• [Task details] Pull every line containing the word "title" from the records.

[Start of Attachment]

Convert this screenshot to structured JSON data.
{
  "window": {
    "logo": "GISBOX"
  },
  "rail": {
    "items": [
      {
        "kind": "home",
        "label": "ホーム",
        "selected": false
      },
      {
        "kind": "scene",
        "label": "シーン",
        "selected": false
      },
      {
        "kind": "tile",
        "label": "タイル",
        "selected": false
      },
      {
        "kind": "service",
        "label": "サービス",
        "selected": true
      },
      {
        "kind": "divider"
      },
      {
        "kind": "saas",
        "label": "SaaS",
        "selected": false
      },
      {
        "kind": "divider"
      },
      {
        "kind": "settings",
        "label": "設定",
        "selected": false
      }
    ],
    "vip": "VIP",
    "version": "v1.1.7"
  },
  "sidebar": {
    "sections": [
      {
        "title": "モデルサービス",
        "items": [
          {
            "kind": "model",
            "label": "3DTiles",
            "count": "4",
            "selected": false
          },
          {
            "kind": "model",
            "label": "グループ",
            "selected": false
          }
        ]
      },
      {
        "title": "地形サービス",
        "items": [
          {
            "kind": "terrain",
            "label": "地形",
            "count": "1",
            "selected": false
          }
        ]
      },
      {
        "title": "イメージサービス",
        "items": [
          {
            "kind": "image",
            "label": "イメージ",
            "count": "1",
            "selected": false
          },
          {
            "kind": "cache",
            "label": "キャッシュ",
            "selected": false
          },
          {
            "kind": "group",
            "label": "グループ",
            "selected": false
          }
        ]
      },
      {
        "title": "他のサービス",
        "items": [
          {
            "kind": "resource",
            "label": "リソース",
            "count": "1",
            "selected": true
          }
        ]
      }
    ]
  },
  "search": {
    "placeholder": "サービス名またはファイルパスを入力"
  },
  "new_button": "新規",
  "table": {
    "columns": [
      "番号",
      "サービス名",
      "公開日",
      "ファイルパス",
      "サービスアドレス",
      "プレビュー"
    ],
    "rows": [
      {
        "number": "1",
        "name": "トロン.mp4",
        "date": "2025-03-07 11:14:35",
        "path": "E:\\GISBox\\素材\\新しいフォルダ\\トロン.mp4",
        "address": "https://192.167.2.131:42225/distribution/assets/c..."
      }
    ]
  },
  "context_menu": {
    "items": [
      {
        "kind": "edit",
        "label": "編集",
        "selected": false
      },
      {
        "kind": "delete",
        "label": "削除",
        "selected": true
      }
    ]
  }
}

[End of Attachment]

• [Written response]
        "title": "モデルサービス",
        "title": "地形サービス",
        "title": "イメージサービス",
        "title": "他のサービス",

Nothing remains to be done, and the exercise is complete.